*What is expected*. Would you copy out each line of the records below that includes the word "this"?

(Dataset rows describing interfaces)
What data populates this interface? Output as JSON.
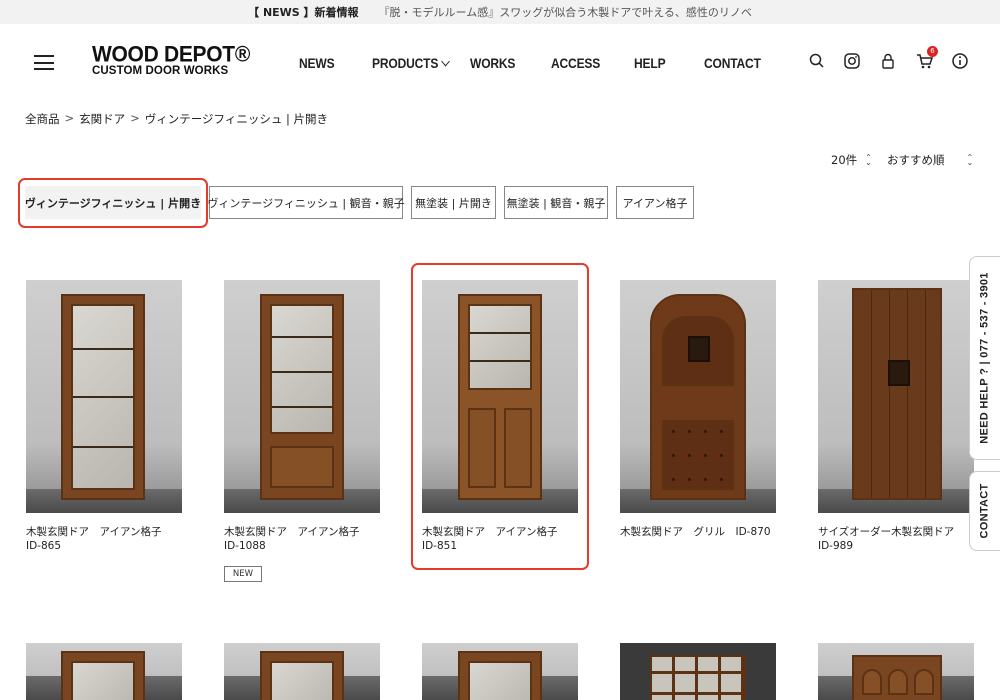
{
  "announcement": {
    "tag": "【 NEWS 】新着情報",
    "message": "『脱・モデルルーム感』スワッグが似合う木製ドアで叶える、感性のリノベ"
  },
  "logo": {
    "line1": "WOOD DEPOT®",
    "line2": "CUSTOM DOOR WORKS"
  },
  "nav": {
    "news": "NEWS",
    "products": "PRODUCTS",
    "works": "WORKS",
    "access": "ACCESS",
    "help": "HELP",
    "contact": "CONTACT"
  },
  "header_icons": {
    "search": "search-icon",
    "instagram": "instagram-icon",
    "account": "lock-icon",
    "cart": "cart-icon",
    "cart_count": "6",
    "info": "info-icon"
  },
  "breadcrumb": {
    "items": [
      "全商品",
      "玄関ドア",
      "ヴィンテージフィニッシュ | 片開き"
    ],
    "separator": ">"
  },
  "sort": {
    "per_page": "20件",
    "order": "おすすめ順"
  },
  "filters": [
    {
      "label": "ヴィンテージフィニッシュ | 片開き",
      "active": true
    },
    {
      "label": "ヴィンテージフィニッシュ | 観音・親子",
      "active": false
    },
    {
      "label": "無塗装 | 片開き",
      "active": false
    },
    {
      "label": "無塗装 | 観音・親子",
      "active": false
    },
    {
      "label": "アイアン格子",
      "active": false
    }
  ],
  "products": [
    {
      "title": "木製玄関ドア　アイアン格子　ID-865",
      "badge": ""
    },
    {
      "title": "木製玄関ドア　アイアン格子　ID-1088",
      "badge": "NEW"
    },
    {
      "title": "木製玄関ドア　アイアン格子　ID-851",
      "badge": ""
    },
    {
      "title": "木製玄関ドア　グリル　ID-870",
      "badge": ""
    },
    {
      "title": "サイズオーダー木製玄関ドア　ID-989",
      "badge": ""
    }
  ],
  "side_tabs": {
    "help": "NEED HELP ?  |  077 - 537 - 3901",
    "contact": "CONTACT"
  },
  "colors": {
    "highlight": "#e53a2c",
    "wood": "#7a4621",
    "badge": "#dd2222"
  }
}
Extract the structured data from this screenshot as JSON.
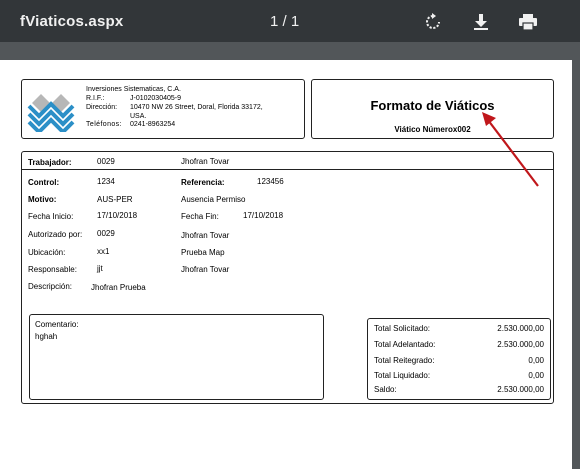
{
  "toolbar": {
    "title": "fViaticos.aspx",
    "page_indicator": "1 / 1"
  },
  "company": {
    "name": "Inversiones Sistematicas, C.A.",
    "rif_label": "R.I.F.:",
    "rif_value": "J-0102030405-9",
    "address_label": "Dirección:",
    "address_line1": "10470 NW 26 Street, Doral, Florida 33172,",
    "address_line2": "USA.",
    "phone_label": "Teléfonos:",
    "phone_value": "0241-8963254"
  },
  "header": {
    "title": "Formato de Viáticos",
    "subtitle": "Viático Númerox002"
  },
  "fields": {
    "trabajador_label": "Trabajador:",
    "trabajador_code": "0029",
    "trabajador_name": "Jhofran Tovar",
    "control_label": "Control:",
    "control_value": "1234",
    "referencia_label": "Referencia:",
    "referencia_value": "123456",
    "motivo_label": "Motivo:",
    "motivo_code": "AUS-PER",
    "motivo_desc": "Ausencia Permiso",
    "fecha_inicio_label": "Fecha Inicio:",
    "fecha_inicio_value": "17/10/2018",
    "fecha_fin_label": "Fecha Fin:",
    "fecha_fin_value": "17/10/2018",
    "autorizado_label": "Autorizado por:",
    "autorizado_code": "0029",
    "autorizado_name": "Jhofran Tovar",
    "ubicacion_label": "Ubicación:",
    "ubicacion_code": "xx1",
    "ubicacion_desc": "Prueba Map",
    "responsable_label": "Responsable:",
    "responsable_code": "jjt",
    "responsable_name": "Jhofran Tovar",
    "descripcion_label": "Descripción:",
    "descripcion_value": "Jhofran Prueba"
  },
  "comment": {
    "label": "Comentario:",
    "value": "hghah"
  },
  "totals": [
    {
      "label": "Total Solicitado:",
      "value": "2.530.000,00"
    },
    {
      "label": "Total Adelantado:",
      "value": "2.530.000,00"
    },
    {
      "label": "Total Reitegrado:",
      "value": "0,00"
    },
    {
      "label": "Total Liquidado:",
      "value": "0,00"
    },
    {
      "label": "Saldo:",
      "value": "2.530.000,00"
    }
  ],
  "colors": {
    "toolbar_bg": "#323639",
    "viewer_bg": "#525659",
    "logo_blue": "#2b8fc7",
    "logo_gray": "#b7b7b7",
    "arrow_red": "#c0171b"
  },
  "icons": [
    "rotate-icon",
    "download-icon",
    "print-icon"
  ]
}
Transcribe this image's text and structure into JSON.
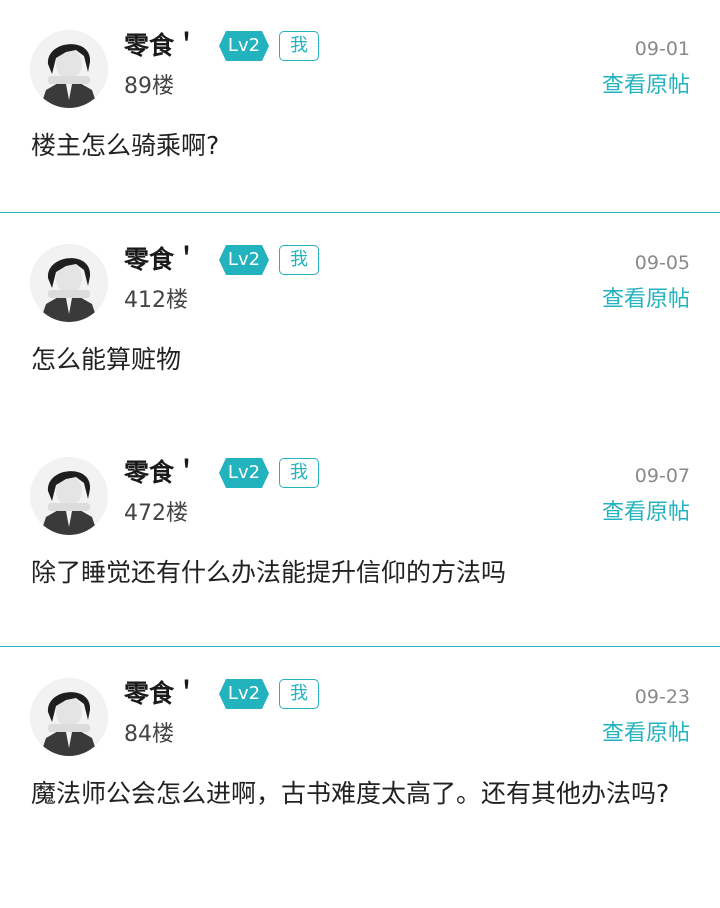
{
  "posts": [
    {
      "username": "零食＇",
      "level": "Lv2",
      "me_badge": "我",
      "floor": "89楼",
      "date": "09-01",
      "view_label": "查看原帖",
      "content": "楼主怎么骑乘啊?"
    },
    {
      "username": "零食＇",
      "level": "Lv2",
      "me_badge": "我",
      "floor": "412楼",
      "date": "09-05",
      "view_label": "查看原帖",
      "content": "怎么能算赃物"
    },
    {
      "username": "零食＇",
      "level": "Lv2",
      "me_badge": "我",
      "floor": "472楼",
      "date": "09-07",
      "view_label": "查看原帖",
      "content": "除了睡觉还有什么办法能提升信仰的方法吗"
    },
    {
      "username": "零食＇",
      "level": "Lv2",
      "me_badge": "我",
      "floor": "84楼",
      "date": "09-23",
      "view_label": "查看原帖",
      "content": "魔法师公会怎么进啊，古书难度太高了。还有其他办法吗?"
    }
  ],
  "colors": {
    "accent": "#23b3be",
    "text": "#222222",
    "muted": "#8a8a8a",
    "background": "#ffffff"
  }
}
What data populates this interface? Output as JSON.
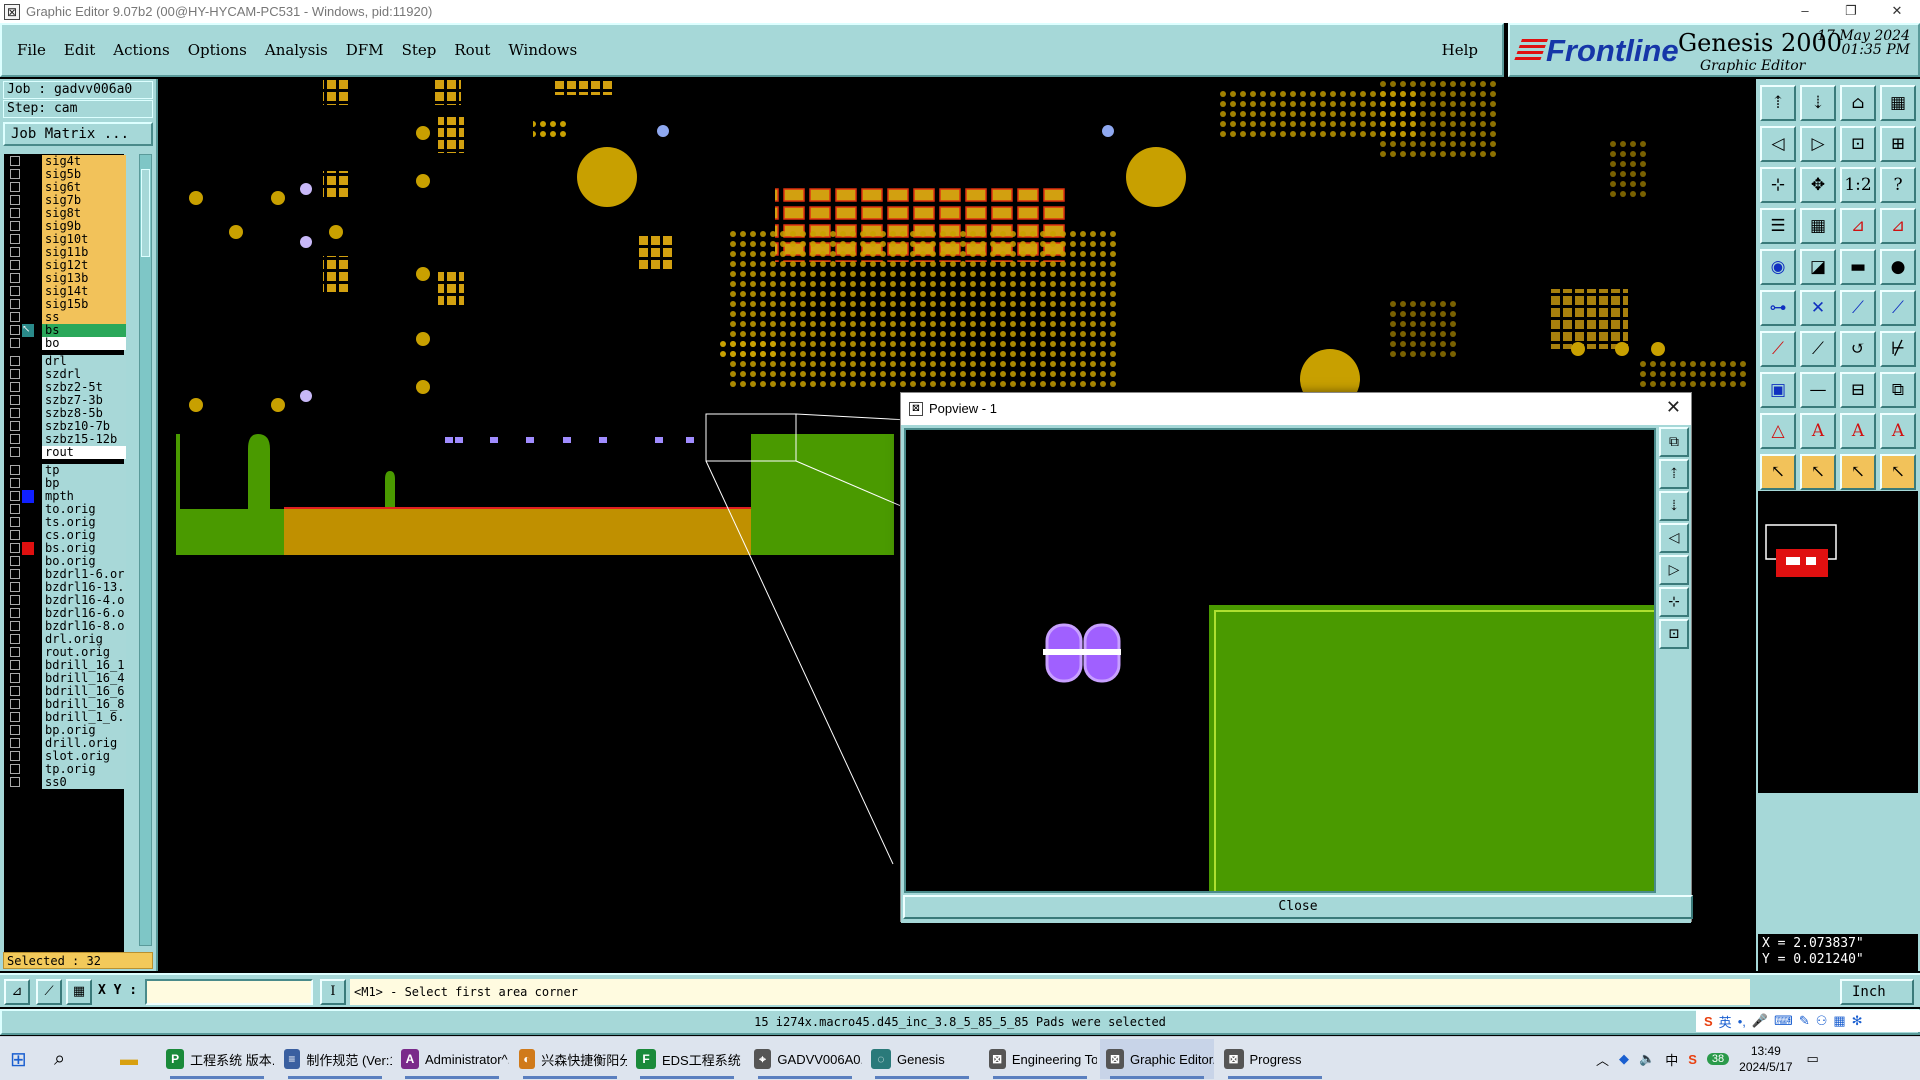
{
  "window": {
    "title": "Graphic Editor 9.07b2 (00@HY-HYCAM-PC531 - Windows, pid:11920)",
    "controls": [
      "–",
      "❐",
      "✕"
    ]
  },
  "menu": {
    "items": [
      "File",
      "Edit",
      "Actions",
      "Options",
      "Analysis",
      "DFM",
      "Step",
      "Rout",
      "Windows"
    ],
    "help": "Help"
  },
  "brand": {
    "logo": "Frontline",
    "product": "Genesis 2000",
    "subtitle": "Graphic Editor",
    "date": "17 May 2024",
    "time": "01:35 PM"
  },
  "job": {
    "job_label": "Job : gadvv006a0",
    "step_label": "Step: cam",
    "job_matrix_button": "Job Matrix ..."
  },
  "layers": [
    {
      "name": "sig4t",
      "color": "#f2c25a",
      "mark": ""
    },
    {
      "name": "sig5b",
      "color": "#f2c25a",
      "mark": ""
    },
    {
      "name": "sig6t",
      "color": "#f2c25a",
      "mark": ""
    },
    {
      "name": "sig7b",
      "color": "#f2c25a",
      "mark": ""
    },
    {
      "name": "sig8t",
      "color": "#f2c25a",
      "mark": ""
    },
    {
      "name": "sig9b",
      "color": "#f2c25a",
      "mark": ""
    },
    {
      "name": "sig10t",
      "color": "#f2c25a",
      "mark": ""
    },
    {
      "name": "sig11b",
      "color": "#f2c25a",
      "mark": ""
    },
    {
      "name": "sig12t",
      "color": "#f2c25a",
      "mark": ""
    },
    {
      "name": "sig13b",
      "color": "#f2c25a",
      "mark": ""
    },
    {
      "name": "sig14t",
      "color": "#f2c25a",
      "mark": ""
    },
    {
      "name": "sig15b",
      "color": "#f2c25a",
      "mark": ""
    },
    {
      "name": "ss",
      "color": "#f2c25a",
      "mark": ""
    },
    {
      "name": "bs",
      "color": "#2aa85a",
      "mark": "work"
    },
    {
      "name": "bo",
      "color": "#ffffff",
      "mark": ""
    },
    {
      "name": "drl",
      "color": "#a8d8d8",
      "mark": "",
      "gap": true
    },
    {
      "name": "szdrl",
      "color": "#a8d8d8",
      "mark": ""
    },
    {
      "name": "szbz2-5t",
      "color": "#a8d8d8",
      "mark": ""
    },
    {
      "name": "szbz7-3b",
      "color": "#a8d8d8",
      "mark": ""
    },
    {
      "name": "szbz8-5b",
      "color": "#a8d8d8",
      "mark": ""
    },
    {
      "name": "szbz10-7b",
      "color": "#a8d8d8",
      "mark": ""
    },
    {
      "name": "szbz15-12b",
      "color": "#a8d8d8",
      "mark": ""
    },
    {
      "name": "rout",
      "color": "#ffffff",
      "mark": ""
    },
    {
      "name": "tp",
      "color": "#a8d8d8",
      "mark": "",
      "gap": true
    },
    {
      "name": "bp",
      "color": "#a8d8d8",
      "mark": ""
    },
    {
      "name": "mpth",
      "color": "#a8d8d8",
      "mark": "blue"
    },
    {
      "name": "to.orig",
      "color": "#a8d8d8",
      "mark": ""
    },
    {
      "name": "ts.orig",
      "color": "#a8d8d8",
      "mark": ""
    },
    {
      "name": "cs.orig",
      "color": "#a8d8d8",
      "mark": ""
    },
    {
      "name": "bs.orig",
      "color": "#a8d8d8",
      "mark": "red"
    },
    {
      "name": "bo.orig",
      "color": "#a8d8d8",
      "mark": ""
    },
    {
      "name": "bzdrl1-6.or",
      "color": "#a8d8d8",
      "mark": ""
    },
    {
      "name": "bzdrl16-13.",
      "color": "#a8d8d8",
      "mark": ""
    },
    {
      "name": "bzdrl16-4.o",
      "color": "#a8d8d8",
      "mark": ""
    },
    {
      "name": "bzdrl16-6.o",
      "color": "#a8d8d8",
      "mark": ""
    },
    {
      "name": "bzdrl16-8.o",
      "color": "#a8d8d8",
      "mark": ""
    },
    {
      "name": "drl.orig",
      "color": "#a8d8d8",
      "mark": ""
    },
    {
      "name": "rout.orig",
      "color": "#a8d8d8",
      "mark": ""
    },
    {
      "name": "bdrill_16_1",
      "color": "#a8d8d8",
      "mark": ""
    },
    {
      "name": "bdrill_16_4",
      "color": "#a8d8d8",
      "mark": ""
    },
    {
      "name": "bdrill_16_6",
      "color": "#a8d8d8",
      "mark": ""
    },
    {
      "name": "bdrill_16_8",
      "color": "#a8d8d8",
      "mark": ""
    },
    {
      "name": "bdrill_1_6.",
      "color": "#a8d8d8",
      "mark": ""
    },
    {
      "name": "bp.orig",
      "color": "#a8d8d8",
      "mark": ""
    },
    {
      "name": "drill.orig",
      "color": "#a8d8d8",
      "mark": ""
    },
    {
      "name": "slot.orig",
      "color": "#a8d8d8",
      "mark": ""
    },
    {
      "name": "tp.orig",
      "color": "#a8d8d8",
      "mark": ""
    },
    {
      "name": "ss0",
      "color": "#a8d8d8",
      "mark": ""
    }
  ],
  "selected_label": "Selected : 32",
  "toolbar": {
    "icons": [
      "home-top-icon",
      "home-bottom-icon",
      "house-icon",
      "window-icon",
      "zoom-left-icon",
      "zoom-right-icon",
      "zoom-fit-icon",
      "zoom-home-icon",
      "fit-window-icon",
      "move-icon",
      "scale-1-2-icon",
      "help-query-icon",
      "layers-icon",
      "grid-icon",
      "snap-red-icon",
      "snap-red2-icon",
      "pad-icon",
      "surface-icon",
      "ruler-icon",
      "circle-icon",
      "node-icon",
      "cross-icon",
      "line-node-icon",
      "line-node2-icon",
      "line-red-icon",
      "line-blue-icon",
      "arc-icon",
      "line-split-icon",
      "square-red-icon",
      "line-dash-icon",
      "measure-icon",
      "drag-icon",
      "triangle-icon",
      "text-a-icon",
      "text-a2-icon",
      "text-a3-icon",
      "pointer-icon",
      "pointer2-icon",
      "pointer3-icon",
      "pointer4-icon"
    ],
    "glyphs": [
      "⇡",
      "⇣",
      "⌂",
      "▦",
      "◁",
      "▷",
      "⊡",
      "⊞",
      "⊹",
      "✥",
      "1:2",
      "?",
      "☰",
      "▦",
      "⊿",
      "⊿",
      "◉",
      "◪",
      "▬",
      "●",
      "⊶",
      "✕",
      "⟋",
      "⟋",
      "⟋",
      "⟋",
      "↺",
      "⊬",
      "▣",
      "—",
      "⊟",
      "⧉",
      "△",
      "A",
      "A",
      "A",
      "↖",
      "↖",
      "↖",
      "↖"
    ]
  },
  "coords": {
    "x": "X = 2.073837\"",
    "y": "Y = 0.021240\""
  },
  "bottombar": {
    "xy_label": "X Y :",
    "xy_value": "",
    "prompt": "<M1> - Select first area corner",
    "units": "Inch"
  },
  "status": "15 i274x.macro45.d45_inc_3.8_5_85_5_85 Pads were selected",
  "popview": {
    "title": "Popview - 1",
    "close": "✕",
    "close_button": "Close"
  },
  "taskbar": {
    "items": [
      {
        "label": "工程系统  版本...",
        "icon": "P",
        "color": "#1a8a3a"
      },
      {
        "label": "制作规范 (Ver:1...",
        "icon": "≡",
        "color": "#3a5fa0"
      },
      {
        "label": "Administrator^...",
        "icon": "A",
        "color": "#7a2a8a"
      },
      {
        "label": "兴森快捷衡阳分...",
        "icon": "◐",
        "color": "#d07a1a"
      },
      {
        "label": "EDS工程系统",
        "icon": "F",
        "color": "#1a8a3a"
      },
      {
        "label": "GADVV006A0...",
        "icon": "⌖",
        "color": "#555"
      },
      {
        "label": "Genesis",
        "icon": "◌",
        "color": "#2a7a7a"
      },
      {
        "label": "Engineering To...",
        "icon": "⊠",
        "color": "#555"
      },
      {
        "label": "Graphic Editor...",
        "icon": "⊠",
        "color": "#555"
      },
      {
        "label": "Progress",
        "icon": "⊠",
        "color": "#555"
      }
    ],
    "tray": {
      "lang": "中",
      "badge": "38",
      "time": "13:49",
      "date": "2024/5/17"
    }
  },
  "ime": {
    "mode": "英"
  }
}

*Exercise answer*.
What data populates this interface? Output as JSON.
Extract the structured data from this screenshot as JSON.
Transcribe this image's text and structure into JSON.
What data populates this interface? Output as JSON.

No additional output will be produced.